WASHINGTON, D.C. -- In Scott McClellan's purported tell-all memoir of his trials as President George W. Bush's press secretary, he virtually ignores Deputy Secretary of State Richard Armitage's role leaking to me Valerie Plame's identity as a CIA employee. That fits the partisan Democratic version of the Plame affair, in keeping with the overall tenor of "What Happened."
Although the media response dwelled on McClellan's criticism of Bush's road to war, the CIA leak case is the heart of this book. On July 14, 2003, one day before McClellan took the press secretary's job for which many colleagues felt he was unqualified, my column was published asserting that Plame at the CIA suggested her Democratic partisan husband, retired diplomat Joseph Wilson, for a sensitive intelligence mission. That story made McClellan's three years at the briefing room podium a misery, leading to his dismissal and now his bitter retort.
In claiming he was misled about the Plame affair, McClellan mentions Armitage only twice. Armitage being the leaker undermines the Democratic theory, now accepted by McClellan, that Bush, Vice President Dick Cheney and political adviser Karl Rove aimed to delegitimize Wilson as a war critic. McClellan's handling of the leak by itself leads former colleagues to suggest he could not have written this book by himself.
On page 173, McClellan first mentions my Plame leak, but he does not identify Armitage as the leaker until page 306 of the 323-page book -- then only in passing. Armitage, anti-war and anti-Cheney, cannot fit the conspiracy theory that McClellan now buys into. When Armitage after two years publicly admitted he was my source, the life went out of Wilson's campaign. In "What Happened," McClellan dwells on Rove's alleged deceptions as if the real leaker were still unknown.
McClellan at the White House podium never knew the facts about the CIA leak, and his memoir reads as though he has tried to maintain his ignorance. He omits Armitage's slipping Mrs. Wilson's identity to The Washington Post's Bob Woodward weeks before he talked to me. He does not mention that Armitage turned himself in to the Justice Department even before Patrick Fitzgerald was named as special prosecutor.

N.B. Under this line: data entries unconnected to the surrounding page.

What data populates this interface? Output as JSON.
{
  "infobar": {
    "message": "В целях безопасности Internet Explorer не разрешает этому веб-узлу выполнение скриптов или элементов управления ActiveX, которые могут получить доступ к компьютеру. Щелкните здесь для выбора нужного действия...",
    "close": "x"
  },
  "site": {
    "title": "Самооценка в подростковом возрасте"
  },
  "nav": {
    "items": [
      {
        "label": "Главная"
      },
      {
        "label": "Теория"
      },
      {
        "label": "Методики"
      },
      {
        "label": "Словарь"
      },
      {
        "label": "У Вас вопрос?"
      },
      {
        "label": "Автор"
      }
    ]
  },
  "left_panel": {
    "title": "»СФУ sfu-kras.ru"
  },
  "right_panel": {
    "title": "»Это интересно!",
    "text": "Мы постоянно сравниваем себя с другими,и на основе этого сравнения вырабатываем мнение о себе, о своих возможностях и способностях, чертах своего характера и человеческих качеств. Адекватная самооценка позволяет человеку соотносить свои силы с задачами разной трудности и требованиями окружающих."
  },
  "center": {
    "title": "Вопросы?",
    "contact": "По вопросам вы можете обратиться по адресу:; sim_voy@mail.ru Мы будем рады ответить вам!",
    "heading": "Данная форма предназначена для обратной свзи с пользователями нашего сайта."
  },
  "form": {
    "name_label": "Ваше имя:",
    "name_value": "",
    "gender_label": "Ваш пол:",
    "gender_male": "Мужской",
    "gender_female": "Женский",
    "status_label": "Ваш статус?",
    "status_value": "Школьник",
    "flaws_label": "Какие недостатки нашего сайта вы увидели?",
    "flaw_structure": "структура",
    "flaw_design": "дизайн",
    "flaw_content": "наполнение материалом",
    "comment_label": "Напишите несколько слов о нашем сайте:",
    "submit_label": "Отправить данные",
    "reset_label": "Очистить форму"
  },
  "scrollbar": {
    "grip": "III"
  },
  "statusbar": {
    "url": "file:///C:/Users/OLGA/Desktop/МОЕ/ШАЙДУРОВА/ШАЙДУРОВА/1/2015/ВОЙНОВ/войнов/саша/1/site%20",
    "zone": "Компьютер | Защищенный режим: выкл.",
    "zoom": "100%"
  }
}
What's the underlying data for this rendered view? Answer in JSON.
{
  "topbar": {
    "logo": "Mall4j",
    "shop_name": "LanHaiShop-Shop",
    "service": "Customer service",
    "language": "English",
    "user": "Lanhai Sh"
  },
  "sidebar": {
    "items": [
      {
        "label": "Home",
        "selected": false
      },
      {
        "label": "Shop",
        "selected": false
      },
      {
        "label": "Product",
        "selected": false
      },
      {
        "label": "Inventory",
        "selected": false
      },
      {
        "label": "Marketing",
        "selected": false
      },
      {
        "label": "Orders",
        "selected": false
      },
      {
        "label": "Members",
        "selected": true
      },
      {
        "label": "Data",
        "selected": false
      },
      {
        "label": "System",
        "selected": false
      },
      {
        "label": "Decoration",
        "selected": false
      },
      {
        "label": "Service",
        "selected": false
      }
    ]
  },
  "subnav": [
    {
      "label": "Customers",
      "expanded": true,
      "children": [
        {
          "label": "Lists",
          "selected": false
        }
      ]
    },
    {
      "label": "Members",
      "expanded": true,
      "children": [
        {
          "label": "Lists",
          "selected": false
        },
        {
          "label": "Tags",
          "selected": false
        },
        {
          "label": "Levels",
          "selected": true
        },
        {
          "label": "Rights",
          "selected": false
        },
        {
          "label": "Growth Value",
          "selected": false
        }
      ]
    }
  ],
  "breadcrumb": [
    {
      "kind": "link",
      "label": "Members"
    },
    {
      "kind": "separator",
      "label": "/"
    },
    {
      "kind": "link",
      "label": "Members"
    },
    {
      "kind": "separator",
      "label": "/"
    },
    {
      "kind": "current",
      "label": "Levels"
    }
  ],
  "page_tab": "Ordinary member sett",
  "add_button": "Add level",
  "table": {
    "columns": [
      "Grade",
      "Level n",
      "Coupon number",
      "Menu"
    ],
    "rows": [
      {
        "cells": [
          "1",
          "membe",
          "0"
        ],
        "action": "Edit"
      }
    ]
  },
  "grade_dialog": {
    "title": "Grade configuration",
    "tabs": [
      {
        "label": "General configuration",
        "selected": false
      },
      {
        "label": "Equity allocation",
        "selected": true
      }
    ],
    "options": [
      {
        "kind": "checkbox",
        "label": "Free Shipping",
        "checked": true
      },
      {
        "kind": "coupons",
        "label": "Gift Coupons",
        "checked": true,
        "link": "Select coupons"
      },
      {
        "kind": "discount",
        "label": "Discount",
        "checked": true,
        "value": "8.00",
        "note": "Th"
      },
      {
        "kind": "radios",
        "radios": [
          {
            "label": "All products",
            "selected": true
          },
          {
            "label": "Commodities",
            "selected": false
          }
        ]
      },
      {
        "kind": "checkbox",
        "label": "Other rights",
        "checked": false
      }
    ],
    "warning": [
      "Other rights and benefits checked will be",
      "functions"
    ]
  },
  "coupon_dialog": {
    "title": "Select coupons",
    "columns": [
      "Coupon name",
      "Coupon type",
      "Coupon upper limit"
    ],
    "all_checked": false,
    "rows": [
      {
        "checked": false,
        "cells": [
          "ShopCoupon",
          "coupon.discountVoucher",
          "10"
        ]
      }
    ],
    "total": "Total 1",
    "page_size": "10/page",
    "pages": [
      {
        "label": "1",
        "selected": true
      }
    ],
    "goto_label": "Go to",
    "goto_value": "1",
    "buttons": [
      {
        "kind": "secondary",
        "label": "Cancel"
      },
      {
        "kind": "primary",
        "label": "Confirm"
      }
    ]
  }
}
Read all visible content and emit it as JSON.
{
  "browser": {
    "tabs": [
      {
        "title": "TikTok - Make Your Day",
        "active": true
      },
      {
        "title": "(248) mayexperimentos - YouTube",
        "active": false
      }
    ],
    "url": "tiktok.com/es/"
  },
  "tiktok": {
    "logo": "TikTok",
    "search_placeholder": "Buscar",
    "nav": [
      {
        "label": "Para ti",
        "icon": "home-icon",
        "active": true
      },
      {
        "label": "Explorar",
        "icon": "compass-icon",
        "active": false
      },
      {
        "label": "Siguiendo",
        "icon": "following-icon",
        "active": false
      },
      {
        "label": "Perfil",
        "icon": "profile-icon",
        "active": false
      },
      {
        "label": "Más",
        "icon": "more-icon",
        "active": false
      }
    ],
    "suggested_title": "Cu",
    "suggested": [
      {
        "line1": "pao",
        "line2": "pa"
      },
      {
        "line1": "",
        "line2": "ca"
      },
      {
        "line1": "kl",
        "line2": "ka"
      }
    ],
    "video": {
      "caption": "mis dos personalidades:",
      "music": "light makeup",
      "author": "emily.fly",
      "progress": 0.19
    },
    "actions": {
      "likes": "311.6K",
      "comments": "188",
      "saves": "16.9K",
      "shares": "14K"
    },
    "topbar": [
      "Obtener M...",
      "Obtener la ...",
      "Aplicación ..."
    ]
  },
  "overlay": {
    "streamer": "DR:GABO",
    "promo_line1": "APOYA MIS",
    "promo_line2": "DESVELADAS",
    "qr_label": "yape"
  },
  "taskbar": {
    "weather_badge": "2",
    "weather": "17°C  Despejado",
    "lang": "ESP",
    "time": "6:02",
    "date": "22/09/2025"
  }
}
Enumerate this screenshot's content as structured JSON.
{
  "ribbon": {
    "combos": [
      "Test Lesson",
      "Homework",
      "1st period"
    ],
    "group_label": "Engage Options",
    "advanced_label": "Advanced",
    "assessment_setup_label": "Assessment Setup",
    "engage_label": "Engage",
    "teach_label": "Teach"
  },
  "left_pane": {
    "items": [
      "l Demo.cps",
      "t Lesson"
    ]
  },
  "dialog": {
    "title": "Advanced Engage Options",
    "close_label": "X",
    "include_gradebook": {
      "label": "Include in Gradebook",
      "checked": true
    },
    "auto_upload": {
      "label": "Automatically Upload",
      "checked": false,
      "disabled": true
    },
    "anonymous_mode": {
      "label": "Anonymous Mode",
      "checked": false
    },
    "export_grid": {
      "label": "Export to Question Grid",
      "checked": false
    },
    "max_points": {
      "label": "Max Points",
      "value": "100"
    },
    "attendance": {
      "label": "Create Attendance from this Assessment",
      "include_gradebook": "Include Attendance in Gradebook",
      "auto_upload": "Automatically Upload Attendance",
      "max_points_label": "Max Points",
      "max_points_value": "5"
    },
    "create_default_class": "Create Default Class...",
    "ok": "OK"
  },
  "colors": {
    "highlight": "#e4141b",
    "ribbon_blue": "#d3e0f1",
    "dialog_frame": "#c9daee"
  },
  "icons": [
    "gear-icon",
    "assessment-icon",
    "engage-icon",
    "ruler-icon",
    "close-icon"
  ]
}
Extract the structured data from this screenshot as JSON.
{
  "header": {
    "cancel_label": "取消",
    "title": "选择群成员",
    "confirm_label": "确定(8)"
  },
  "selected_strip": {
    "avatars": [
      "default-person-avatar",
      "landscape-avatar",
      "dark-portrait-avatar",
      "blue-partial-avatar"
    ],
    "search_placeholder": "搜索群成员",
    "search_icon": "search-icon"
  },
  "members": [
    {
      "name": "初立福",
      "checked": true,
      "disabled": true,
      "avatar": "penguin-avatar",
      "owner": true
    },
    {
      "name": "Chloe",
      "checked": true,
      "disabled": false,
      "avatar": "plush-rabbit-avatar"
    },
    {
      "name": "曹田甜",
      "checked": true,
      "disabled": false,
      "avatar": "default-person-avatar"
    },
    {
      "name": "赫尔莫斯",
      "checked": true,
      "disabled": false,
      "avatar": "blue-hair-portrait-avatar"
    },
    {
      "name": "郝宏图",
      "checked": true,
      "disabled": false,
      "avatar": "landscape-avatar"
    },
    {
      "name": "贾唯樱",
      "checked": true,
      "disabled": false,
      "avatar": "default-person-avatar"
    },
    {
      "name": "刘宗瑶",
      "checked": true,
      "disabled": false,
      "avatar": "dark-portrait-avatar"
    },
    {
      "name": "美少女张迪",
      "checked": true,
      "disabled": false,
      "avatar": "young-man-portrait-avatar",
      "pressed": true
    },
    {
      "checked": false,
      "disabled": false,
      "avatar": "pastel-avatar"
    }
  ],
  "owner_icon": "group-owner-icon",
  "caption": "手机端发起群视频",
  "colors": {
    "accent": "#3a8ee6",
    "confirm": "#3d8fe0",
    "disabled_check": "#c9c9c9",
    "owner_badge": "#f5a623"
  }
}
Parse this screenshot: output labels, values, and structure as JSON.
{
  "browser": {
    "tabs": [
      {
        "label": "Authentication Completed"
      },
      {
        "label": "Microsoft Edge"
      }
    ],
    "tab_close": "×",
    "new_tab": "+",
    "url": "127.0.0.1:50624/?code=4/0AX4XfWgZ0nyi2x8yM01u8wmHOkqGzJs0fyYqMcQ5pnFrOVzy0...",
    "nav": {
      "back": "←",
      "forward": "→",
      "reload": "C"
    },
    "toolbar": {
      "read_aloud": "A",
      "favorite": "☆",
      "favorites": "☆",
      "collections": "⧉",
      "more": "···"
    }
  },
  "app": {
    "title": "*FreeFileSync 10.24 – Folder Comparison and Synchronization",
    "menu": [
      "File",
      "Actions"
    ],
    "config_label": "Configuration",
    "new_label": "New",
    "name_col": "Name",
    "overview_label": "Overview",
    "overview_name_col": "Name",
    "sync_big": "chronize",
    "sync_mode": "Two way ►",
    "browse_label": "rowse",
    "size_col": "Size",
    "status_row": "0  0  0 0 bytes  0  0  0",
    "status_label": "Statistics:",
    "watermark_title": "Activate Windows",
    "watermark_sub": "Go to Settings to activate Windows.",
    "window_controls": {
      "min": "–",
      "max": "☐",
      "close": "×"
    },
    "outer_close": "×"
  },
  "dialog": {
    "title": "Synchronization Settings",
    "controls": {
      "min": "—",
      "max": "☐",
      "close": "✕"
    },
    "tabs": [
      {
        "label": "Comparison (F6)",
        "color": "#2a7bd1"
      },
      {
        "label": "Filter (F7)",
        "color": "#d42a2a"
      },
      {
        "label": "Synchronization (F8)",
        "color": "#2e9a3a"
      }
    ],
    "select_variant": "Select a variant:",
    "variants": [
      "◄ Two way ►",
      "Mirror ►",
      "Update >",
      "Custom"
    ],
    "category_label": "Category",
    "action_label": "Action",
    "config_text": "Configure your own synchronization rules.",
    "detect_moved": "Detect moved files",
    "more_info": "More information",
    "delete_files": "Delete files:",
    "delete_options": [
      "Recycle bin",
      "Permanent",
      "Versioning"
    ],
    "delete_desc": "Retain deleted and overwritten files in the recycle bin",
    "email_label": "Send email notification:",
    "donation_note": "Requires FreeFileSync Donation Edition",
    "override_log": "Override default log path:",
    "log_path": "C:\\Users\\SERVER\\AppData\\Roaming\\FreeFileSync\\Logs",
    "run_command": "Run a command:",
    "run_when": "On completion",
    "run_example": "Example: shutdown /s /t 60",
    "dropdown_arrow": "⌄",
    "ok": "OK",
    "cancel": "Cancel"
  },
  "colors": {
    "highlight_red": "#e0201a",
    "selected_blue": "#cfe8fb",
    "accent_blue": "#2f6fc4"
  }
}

McClellan writes that Rove told him this about his conversation with me after I called him to check Armitage's leak: "He (Novak) said he'd heard that Wilson's wife worked at the CIA. I told him I couldn't confirm it because I didn't know." Rove told me last week he never said that to McClellan. Under oath, Rove had testified he told me, "I heard that, too." Under oath, I testified that Rove said, "Oh, you know that, too."